They followed the map and managed to reach a town. When they returned to base and their commanding officer asked how they had made their way back, they replied, “We suddenly found a map.” The officer looked at the map and said, “You found a map, all right, but it’s not of the Alps, it’s of the Pyrenees.”
According to Kahneman, the moral of the story is that some of our economic models, perhaps those of the investment world, are worthless. But individual investors need security – maps of the Pyrenees – even if they are, in effect, worthless. …
“In the last half year, the models simply didn’t work. So the question arises: Why do people use models? I liken what is happening now to a system that forecasts the weather, and does so very well. People know when to take an umbrella when they leave the house, or when it will snow. Except what? The system can’t predict hurricanes. Do we use the system anyway, or throw it out? It turns out they’ll use it.”
Okay, so they use it. But why don’t they buy hurricane insurance?
“The question is, how much will the hurricane insurance cost? Since you can’t predict these events, you would have to take out insurance against many things.

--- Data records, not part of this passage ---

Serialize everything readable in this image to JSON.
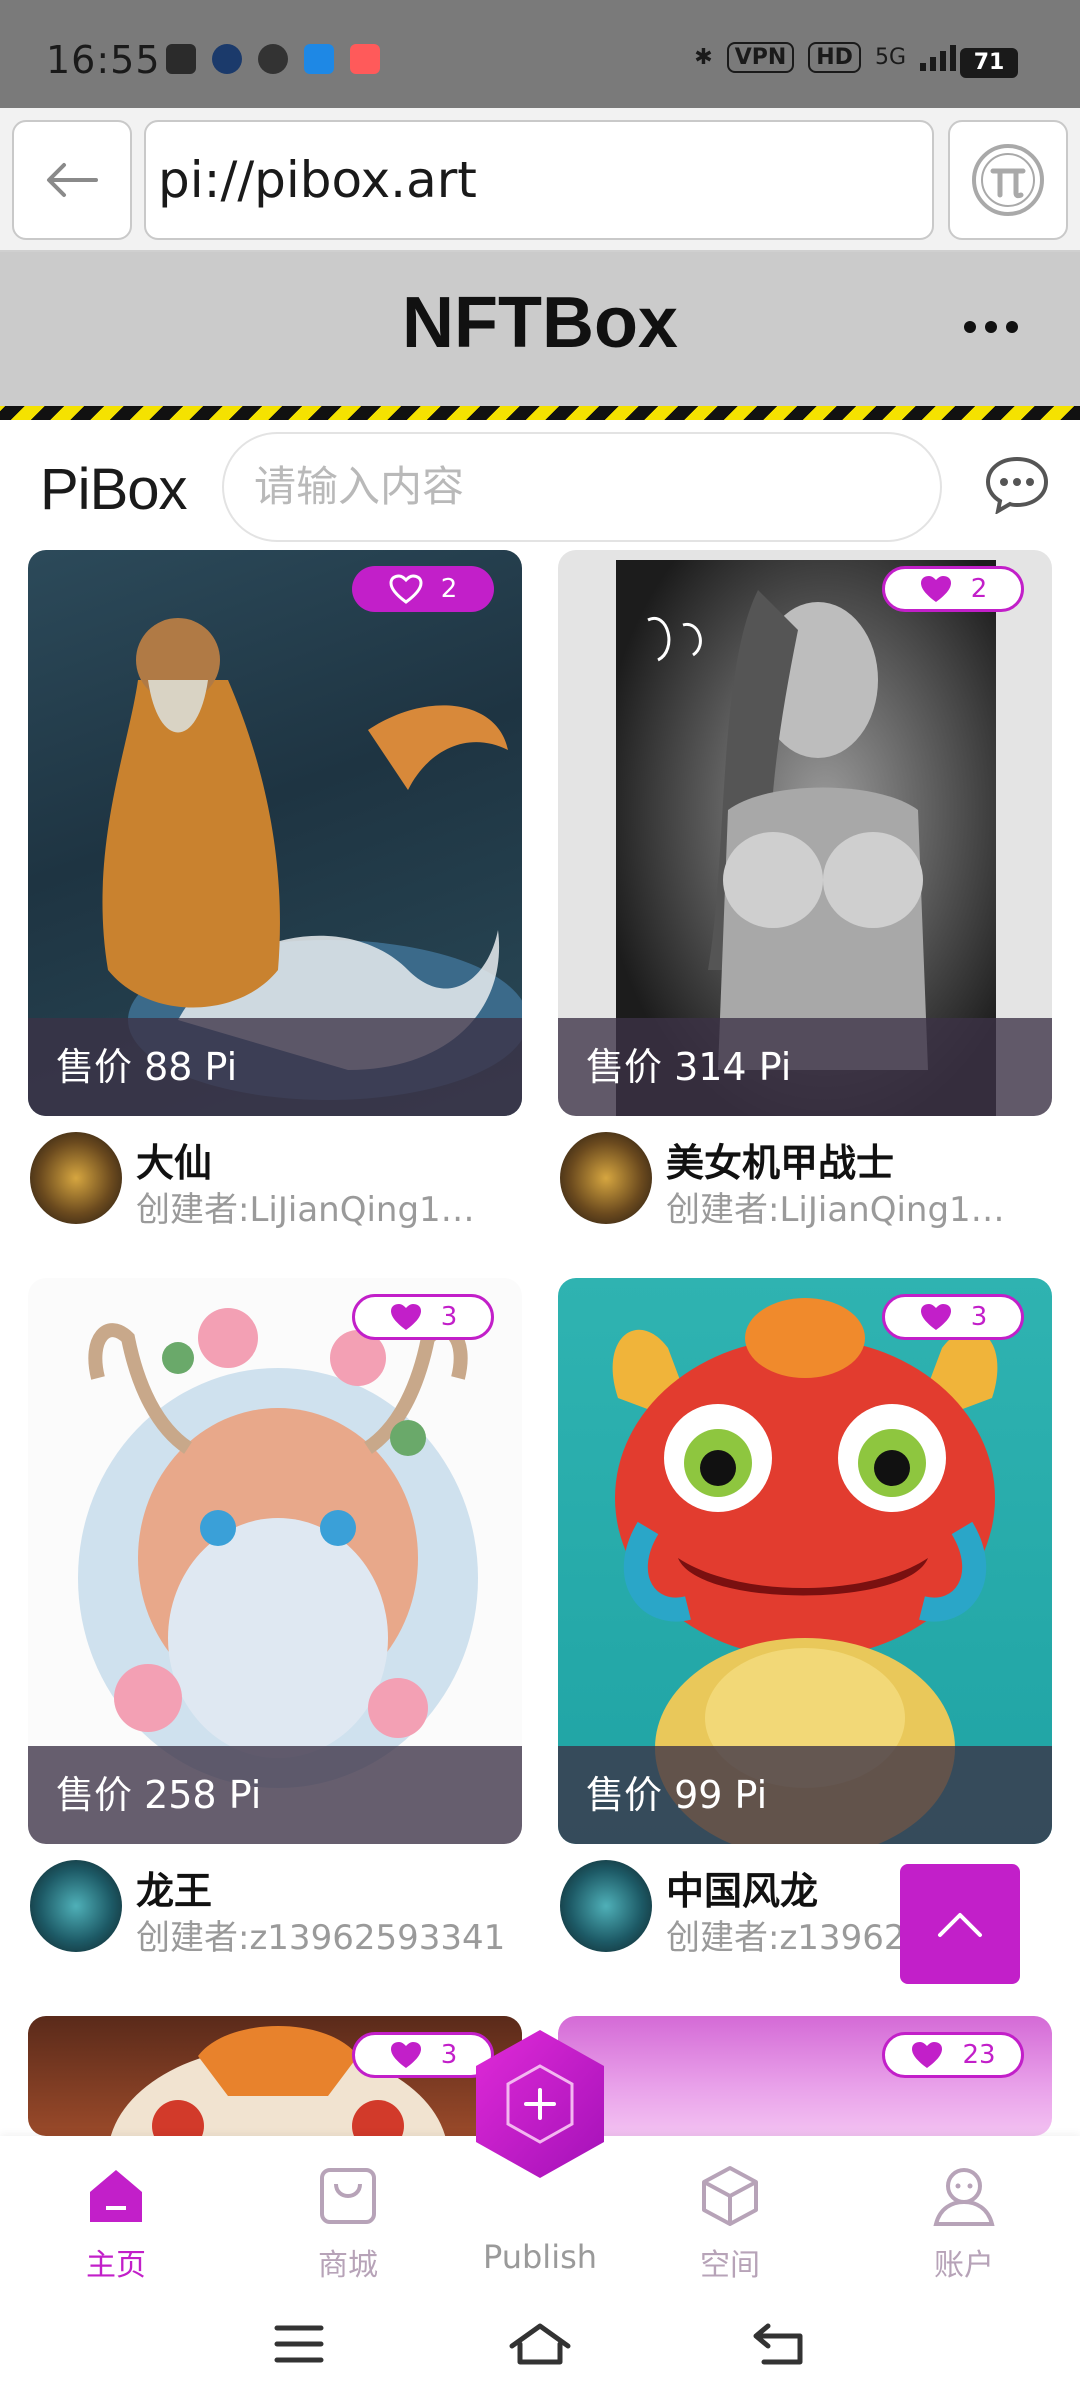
{
  "status_bar": {
    "time": "16:55",
    "vpn": "VPN",
    "hd": "HD",
    "signal": "5G",
    "battery": "71"
  },
  "browser": {
    "url": "pi://pibox.art"
  },
  "header": {
    "title": "NFTBox"
  },
  "search": {
    "brand": "PiBox",
    "placeholder": "请输入内容"
  },
  "cards": [
    {
      "likes": "2",
      "price": "售价 88 Pi",
      "title": "大仙",
      "creator": "创建者:LiJianQing1…",
      "liked": false
    },
    {
      "likes": "2",
      "price": "售价 314 Pi",
      "title": "美女机甲战士",
      "creator": "创建者:LiJianQing1…",
      "liked": true
    },
    {
      "likes": "3",
      "price": "售价 258 Pi",
      "title": "龙王",
      "creator": "创建者:z13962593341",
      "liked": true
    },
    {
      "likes": "3",
      "price": "售价 99 Pi",
      "title": "中国风龙",
      "creator": "创建者:z13962",
      "liked": true
    },
    {
      "likes": "3",
      "liked": true
    },
    {
      "likes": "23",
      "liked": true
    }
  ],
  "nav": {
    "home": "主页",
    "shop": "商城",
    "publish": "Publish",
    "space": "空间",
    "account": "账户"
  },
  "colors": {
    "accent": "#c21fc9",
    "muted_nav": "#b7a3b8"
  }
}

If they had listened to all the warnings and tried to prevent these things, the economy would look a lot different than it does now. So an interesting question arises: After this crisis, will we arrive at something like that? It’s hard for me to believe.”
The financial world’s models are built on the assumption that investors are rational. You have shown that not only are they not rational, they even deviate from what is rational or statistical, in predictable, systematic ways. Can we say that whoever recognized and accepted these deviations could have seen this crisis coming?
“It was possible to foresee, and some people did. … I have a colleague at Princeton who says there were exactly five people who foresaw this crisis, and this does not include … Ben Bernanke. One of them is Prof. Robert Shiller, who also predicted the previous bubble. The problem is there were other economists who predicted this crisis, like Nouriel Roubini, but he also predicted some crises that never came to be.”
He was one of those who predicted 10 crises out of three.
“Ten out of three is a pretty good record, relatively. But I conclude from the fact that only five people predicted the current crisis that it was impossible to predict it. In hindsight, it all seems obvious: Everyone seemed to be blind, only these five appeared to be smart. But there were a lot of smart people who looked at the situation and knew all the facts, and they did not predict the crisis.” …
The interesting psychological problem is why economists believe in their theory, but this is the problem with the theory, any theory. It leads to a certain blindness. It’s difficult to see anything that deviates from it.”
We only look for information that supports the theory and ignore the rest. “Correct…” …
Let’s end with your story of the Swiss soldiers and the map of the Pyrenees. I know why the map helped the soldiers: it gave them confidence. But why didn’t they use a map of the Alps? Why don’t we use the right economic models, ones that are relevant to extreme cases as well?
“Look, it’s possible that there simply is no map of the Alps, that there is nothing that can predict hurricanes.”
Originally published at the Economist’s View and reproduced here with the author’s permission.